» Problem
Filter the listing for lines containing "icon".

» Extracted data

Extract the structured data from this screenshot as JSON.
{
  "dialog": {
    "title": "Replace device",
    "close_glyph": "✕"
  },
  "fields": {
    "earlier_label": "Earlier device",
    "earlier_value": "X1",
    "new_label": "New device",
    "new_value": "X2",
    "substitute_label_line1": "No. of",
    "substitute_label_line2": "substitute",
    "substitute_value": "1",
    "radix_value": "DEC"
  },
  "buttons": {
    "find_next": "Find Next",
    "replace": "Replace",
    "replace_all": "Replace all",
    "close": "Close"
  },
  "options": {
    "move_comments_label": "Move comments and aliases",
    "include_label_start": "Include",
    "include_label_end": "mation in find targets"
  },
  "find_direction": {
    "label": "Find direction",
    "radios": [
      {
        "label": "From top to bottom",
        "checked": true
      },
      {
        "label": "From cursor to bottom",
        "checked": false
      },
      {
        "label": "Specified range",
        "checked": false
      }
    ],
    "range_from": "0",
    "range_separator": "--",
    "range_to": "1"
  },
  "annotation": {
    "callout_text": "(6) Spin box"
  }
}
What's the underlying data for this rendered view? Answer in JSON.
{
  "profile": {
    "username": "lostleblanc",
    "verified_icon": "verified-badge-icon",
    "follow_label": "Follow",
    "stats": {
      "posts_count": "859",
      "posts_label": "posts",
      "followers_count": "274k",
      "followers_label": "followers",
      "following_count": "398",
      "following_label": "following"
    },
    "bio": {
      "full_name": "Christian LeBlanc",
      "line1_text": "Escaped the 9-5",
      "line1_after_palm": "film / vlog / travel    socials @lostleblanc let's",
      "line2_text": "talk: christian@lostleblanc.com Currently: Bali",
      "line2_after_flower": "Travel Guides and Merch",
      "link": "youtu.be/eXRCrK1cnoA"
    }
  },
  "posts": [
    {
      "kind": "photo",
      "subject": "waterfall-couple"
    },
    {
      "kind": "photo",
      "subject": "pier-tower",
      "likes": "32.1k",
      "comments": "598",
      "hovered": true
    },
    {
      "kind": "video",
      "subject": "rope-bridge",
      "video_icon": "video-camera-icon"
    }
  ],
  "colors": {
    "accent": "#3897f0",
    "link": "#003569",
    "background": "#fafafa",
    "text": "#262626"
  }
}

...

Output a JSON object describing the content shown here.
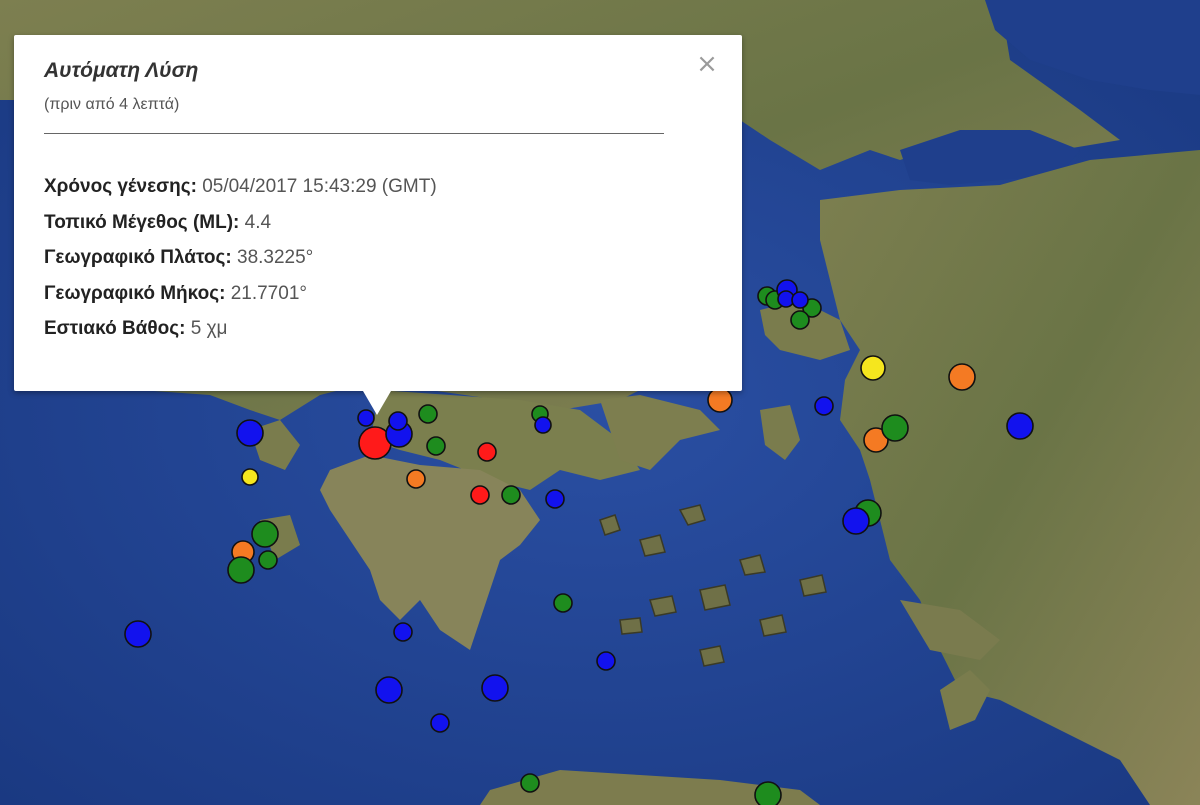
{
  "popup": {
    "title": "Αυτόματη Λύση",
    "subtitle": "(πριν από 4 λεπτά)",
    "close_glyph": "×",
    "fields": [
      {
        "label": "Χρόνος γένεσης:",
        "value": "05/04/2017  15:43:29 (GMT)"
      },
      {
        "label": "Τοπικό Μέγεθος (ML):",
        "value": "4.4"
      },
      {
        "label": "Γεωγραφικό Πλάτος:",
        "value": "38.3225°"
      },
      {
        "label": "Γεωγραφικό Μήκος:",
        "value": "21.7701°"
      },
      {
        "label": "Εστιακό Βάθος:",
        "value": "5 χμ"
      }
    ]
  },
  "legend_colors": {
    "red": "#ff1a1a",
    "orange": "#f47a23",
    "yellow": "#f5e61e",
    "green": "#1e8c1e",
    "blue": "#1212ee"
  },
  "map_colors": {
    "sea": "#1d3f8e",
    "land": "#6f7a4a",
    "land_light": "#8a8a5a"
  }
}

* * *

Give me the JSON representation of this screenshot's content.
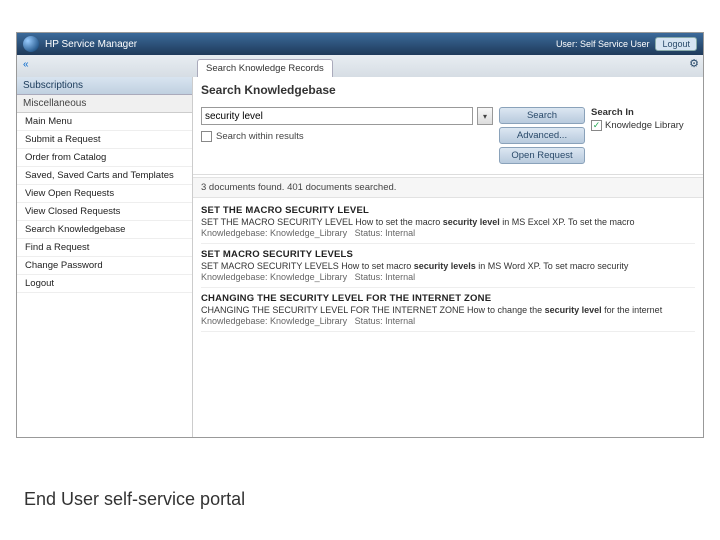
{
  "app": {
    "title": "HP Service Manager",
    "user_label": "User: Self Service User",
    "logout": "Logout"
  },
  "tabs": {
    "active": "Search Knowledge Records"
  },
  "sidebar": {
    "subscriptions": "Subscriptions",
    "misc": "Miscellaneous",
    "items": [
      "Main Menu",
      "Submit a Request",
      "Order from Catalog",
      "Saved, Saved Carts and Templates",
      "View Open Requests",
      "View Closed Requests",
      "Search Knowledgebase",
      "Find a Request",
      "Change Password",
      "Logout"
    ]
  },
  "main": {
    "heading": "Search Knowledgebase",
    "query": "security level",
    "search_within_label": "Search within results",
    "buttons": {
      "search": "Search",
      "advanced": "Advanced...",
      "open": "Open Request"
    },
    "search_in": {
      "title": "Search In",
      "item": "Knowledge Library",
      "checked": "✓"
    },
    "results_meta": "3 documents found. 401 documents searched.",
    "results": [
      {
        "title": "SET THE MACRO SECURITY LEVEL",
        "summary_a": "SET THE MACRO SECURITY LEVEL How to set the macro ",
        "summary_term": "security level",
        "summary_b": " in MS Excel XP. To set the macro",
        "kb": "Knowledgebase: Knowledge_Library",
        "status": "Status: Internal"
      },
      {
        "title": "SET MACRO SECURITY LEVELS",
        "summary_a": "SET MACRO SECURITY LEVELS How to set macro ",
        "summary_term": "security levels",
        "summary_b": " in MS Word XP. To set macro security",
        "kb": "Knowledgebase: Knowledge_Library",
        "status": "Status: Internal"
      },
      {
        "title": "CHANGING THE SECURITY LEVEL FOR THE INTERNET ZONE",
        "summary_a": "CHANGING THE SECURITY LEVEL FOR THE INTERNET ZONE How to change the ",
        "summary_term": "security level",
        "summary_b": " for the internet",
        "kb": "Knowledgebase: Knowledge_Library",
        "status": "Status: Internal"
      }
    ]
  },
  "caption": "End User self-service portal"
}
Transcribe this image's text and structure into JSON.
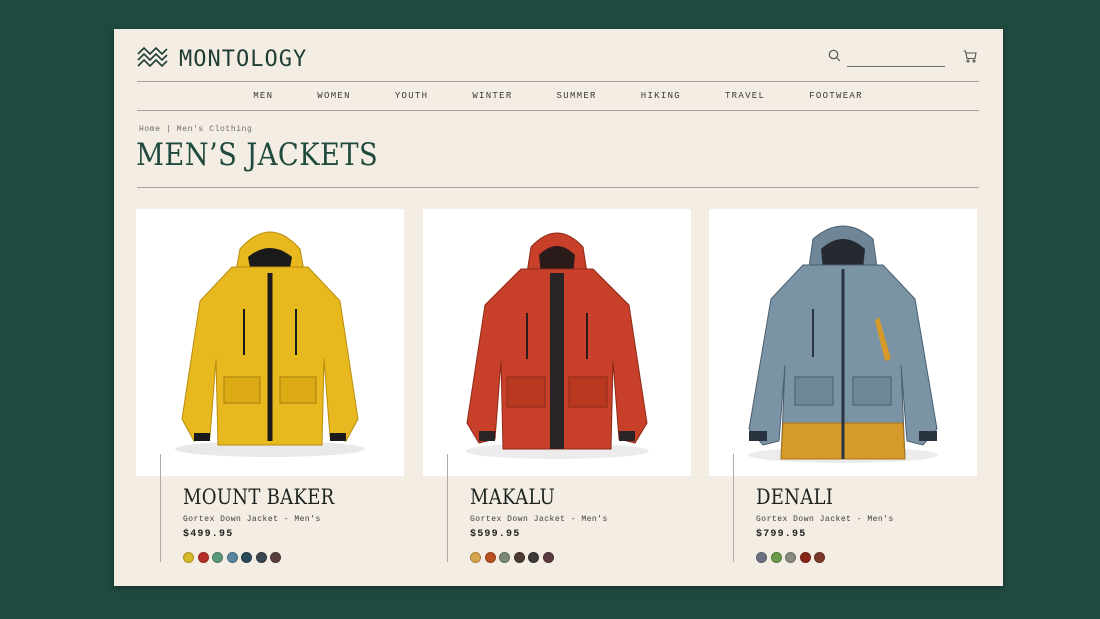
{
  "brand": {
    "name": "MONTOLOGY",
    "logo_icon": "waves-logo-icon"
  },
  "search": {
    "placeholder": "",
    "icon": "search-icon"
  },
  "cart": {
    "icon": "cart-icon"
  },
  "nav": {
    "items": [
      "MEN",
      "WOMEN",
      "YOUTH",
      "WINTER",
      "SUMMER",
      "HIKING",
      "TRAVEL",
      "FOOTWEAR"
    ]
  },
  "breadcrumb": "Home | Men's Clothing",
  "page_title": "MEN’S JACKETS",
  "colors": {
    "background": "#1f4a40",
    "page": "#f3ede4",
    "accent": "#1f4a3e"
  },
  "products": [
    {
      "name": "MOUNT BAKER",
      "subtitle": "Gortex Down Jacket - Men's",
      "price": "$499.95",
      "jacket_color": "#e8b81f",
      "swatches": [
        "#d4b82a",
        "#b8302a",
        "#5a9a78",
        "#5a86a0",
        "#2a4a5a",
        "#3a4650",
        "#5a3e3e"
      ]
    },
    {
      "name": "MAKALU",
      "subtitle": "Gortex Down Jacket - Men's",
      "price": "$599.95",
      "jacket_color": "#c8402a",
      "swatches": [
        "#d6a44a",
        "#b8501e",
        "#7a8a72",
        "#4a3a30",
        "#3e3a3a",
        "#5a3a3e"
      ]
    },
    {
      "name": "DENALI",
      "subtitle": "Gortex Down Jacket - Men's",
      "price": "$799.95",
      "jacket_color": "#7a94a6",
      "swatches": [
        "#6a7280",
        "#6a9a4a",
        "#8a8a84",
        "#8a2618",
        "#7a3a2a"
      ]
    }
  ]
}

» Task answer
    "verified_icon": "verified-badge-icon",
      "video_icon": "video-camera-icon"
    "logo_icon": "waves-logo-icon"
    "icon": "search-icon"
    "icon": "cart-icon"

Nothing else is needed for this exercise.